* **Records for this exercise**
..........
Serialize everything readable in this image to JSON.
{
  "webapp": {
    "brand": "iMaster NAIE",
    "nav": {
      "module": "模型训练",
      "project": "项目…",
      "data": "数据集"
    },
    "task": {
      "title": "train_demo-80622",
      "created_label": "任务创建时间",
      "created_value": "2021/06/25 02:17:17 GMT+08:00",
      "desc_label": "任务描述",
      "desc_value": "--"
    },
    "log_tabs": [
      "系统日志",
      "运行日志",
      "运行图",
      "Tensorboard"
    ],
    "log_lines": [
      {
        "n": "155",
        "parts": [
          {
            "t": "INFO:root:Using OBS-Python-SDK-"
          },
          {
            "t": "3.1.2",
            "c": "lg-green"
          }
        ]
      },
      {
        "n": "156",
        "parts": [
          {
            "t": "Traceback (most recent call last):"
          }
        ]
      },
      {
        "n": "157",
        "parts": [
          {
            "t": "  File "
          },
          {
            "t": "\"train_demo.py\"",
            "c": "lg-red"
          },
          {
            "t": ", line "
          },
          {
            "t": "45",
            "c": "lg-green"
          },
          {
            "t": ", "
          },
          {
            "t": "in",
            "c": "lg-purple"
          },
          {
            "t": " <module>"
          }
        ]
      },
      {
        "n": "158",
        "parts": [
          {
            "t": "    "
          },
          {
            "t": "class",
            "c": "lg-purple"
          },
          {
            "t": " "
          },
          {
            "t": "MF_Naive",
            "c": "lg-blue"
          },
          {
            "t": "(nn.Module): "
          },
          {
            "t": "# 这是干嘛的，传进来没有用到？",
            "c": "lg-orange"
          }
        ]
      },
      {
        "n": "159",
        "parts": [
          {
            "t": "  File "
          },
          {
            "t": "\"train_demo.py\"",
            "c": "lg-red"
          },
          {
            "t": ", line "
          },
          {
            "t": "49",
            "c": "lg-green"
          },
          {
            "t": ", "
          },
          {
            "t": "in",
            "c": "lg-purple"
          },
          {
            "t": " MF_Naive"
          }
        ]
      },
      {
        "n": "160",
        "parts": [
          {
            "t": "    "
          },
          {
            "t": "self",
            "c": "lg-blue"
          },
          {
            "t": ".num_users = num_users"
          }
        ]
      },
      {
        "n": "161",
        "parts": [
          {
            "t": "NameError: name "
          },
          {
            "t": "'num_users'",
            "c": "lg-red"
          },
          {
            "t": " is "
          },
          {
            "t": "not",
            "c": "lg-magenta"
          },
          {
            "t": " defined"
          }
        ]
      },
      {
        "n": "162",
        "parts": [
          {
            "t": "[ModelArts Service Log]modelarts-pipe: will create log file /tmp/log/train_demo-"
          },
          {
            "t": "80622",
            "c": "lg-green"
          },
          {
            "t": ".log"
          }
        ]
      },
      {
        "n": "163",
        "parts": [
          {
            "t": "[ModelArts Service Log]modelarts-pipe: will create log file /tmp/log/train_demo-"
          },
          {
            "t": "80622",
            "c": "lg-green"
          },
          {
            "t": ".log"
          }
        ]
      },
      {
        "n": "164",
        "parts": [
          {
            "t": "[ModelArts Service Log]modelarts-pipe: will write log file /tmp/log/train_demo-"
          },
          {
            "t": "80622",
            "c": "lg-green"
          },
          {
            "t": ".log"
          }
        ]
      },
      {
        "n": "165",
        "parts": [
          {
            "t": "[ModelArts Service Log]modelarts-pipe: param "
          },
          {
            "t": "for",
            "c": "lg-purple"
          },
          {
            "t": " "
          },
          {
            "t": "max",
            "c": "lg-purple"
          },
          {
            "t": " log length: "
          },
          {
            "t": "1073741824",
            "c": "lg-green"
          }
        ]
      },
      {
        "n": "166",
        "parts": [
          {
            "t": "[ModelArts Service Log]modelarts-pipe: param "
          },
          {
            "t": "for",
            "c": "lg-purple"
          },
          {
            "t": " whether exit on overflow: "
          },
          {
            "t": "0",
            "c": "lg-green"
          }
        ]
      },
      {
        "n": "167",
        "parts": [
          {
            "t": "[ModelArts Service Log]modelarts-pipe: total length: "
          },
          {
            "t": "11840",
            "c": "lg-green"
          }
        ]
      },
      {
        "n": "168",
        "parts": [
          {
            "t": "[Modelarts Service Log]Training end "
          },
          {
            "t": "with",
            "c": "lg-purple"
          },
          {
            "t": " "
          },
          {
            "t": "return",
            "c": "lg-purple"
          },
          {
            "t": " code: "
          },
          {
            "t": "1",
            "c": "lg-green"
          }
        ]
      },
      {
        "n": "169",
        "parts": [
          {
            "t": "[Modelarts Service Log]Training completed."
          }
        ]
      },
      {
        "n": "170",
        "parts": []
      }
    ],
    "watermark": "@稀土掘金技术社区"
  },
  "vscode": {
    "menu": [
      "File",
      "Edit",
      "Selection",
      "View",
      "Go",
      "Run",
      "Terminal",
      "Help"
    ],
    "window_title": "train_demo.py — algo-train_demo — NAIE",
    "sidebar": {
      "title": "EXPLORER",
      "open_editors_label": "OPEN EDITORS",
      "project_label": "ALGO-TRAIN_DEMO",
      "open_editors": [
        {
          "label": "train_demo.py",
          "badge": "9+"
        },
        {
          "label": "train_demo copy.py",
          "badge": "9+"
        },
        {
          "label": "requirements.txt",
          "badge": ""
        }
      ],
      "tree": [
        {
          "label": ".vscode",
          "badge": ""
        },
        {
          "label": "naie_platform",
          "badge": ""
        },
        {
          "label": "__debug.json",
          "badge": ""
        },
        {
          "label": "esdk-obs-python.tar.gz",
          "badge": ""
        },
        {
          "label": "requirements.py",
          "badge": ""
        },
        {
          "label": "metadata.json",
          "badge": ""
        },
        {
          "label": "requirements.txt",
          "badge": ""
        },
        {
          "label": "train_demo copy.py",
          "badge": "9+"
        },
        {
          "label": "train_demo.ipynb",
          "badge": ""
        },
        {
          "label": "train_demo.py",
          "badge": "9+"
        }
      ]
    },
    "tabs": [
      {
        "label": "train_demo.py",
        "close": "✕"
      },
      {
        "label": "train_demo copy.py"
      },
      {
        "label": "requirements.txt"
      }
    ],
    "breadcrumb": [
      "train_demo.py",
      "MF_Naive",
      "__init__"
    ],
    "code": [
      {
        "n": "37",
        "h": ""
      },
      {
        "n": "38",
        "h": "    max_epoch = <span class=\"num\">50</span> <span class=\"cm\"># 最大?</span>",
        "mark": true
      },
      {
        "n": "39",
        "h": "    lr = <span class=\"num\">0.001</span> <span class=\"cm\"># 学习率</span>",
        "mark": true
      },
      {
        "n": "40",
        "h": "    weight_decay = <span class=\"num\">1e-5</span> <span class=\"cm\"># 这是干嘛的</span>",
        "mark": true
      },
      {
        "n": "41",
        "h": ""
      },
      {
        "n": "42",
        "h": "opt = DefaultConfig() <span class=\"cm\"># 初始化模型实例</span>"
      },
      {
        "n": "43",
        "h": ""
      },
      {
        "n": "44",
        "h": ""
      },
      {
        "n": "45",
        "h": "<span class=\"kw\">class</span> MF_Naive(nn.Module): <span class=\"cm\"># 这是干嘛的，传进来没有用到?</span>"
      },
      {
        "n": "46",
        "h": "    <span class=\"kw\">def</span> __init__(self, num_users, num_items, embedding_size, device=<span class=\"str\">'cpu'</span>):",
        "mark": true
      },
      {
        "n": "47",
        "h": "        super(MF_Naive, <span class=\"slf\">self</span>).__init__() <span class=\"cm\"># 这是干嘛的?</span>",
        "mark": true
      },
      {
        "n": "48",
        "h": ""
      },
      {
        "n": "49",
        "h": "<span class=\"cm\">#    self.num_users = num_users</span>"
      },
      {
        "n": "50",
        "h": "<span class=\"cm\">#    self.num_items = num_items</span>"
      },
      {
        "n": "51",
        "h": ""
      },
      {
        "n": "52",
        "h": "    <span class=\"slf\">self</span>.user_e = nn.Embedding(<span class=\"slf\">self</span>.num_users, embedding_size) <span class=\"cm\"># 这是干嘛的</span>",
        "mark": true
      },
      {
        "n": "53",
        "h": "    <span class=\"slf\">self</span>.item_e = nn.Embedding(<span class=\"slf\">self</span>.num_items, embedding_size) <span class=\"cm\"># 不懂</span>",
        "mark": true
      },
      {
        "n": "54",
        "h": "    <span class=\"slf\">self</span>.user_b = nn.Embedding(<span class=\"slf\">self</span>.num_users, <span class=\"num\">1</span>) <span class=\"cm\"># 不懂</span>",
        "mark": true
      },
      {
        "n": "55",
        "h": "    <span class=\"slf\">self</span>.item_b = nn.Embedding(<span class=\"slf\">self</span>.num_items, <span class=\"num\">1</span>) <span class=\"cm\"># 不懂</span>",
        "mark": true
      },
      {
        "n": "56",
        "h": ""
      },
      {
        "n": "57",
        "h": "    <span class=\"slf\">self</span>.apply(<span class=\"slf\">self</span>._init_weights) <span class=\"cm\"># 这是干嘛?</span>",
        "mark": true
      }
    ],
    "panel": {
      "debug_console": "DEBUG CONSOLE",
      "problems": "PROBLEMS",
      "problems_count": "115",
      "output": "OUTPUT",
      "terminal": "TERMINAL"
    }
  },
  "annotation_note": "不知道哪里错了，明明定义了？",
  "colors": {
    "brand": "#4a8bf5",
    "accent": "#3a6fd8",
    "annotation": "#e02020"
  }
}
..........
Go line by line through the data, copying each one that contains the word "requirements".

          "label": "requirements.txt",
          "label": "requirements.py",
          "label": "requirements.txt",
        "label": "requirements.txt"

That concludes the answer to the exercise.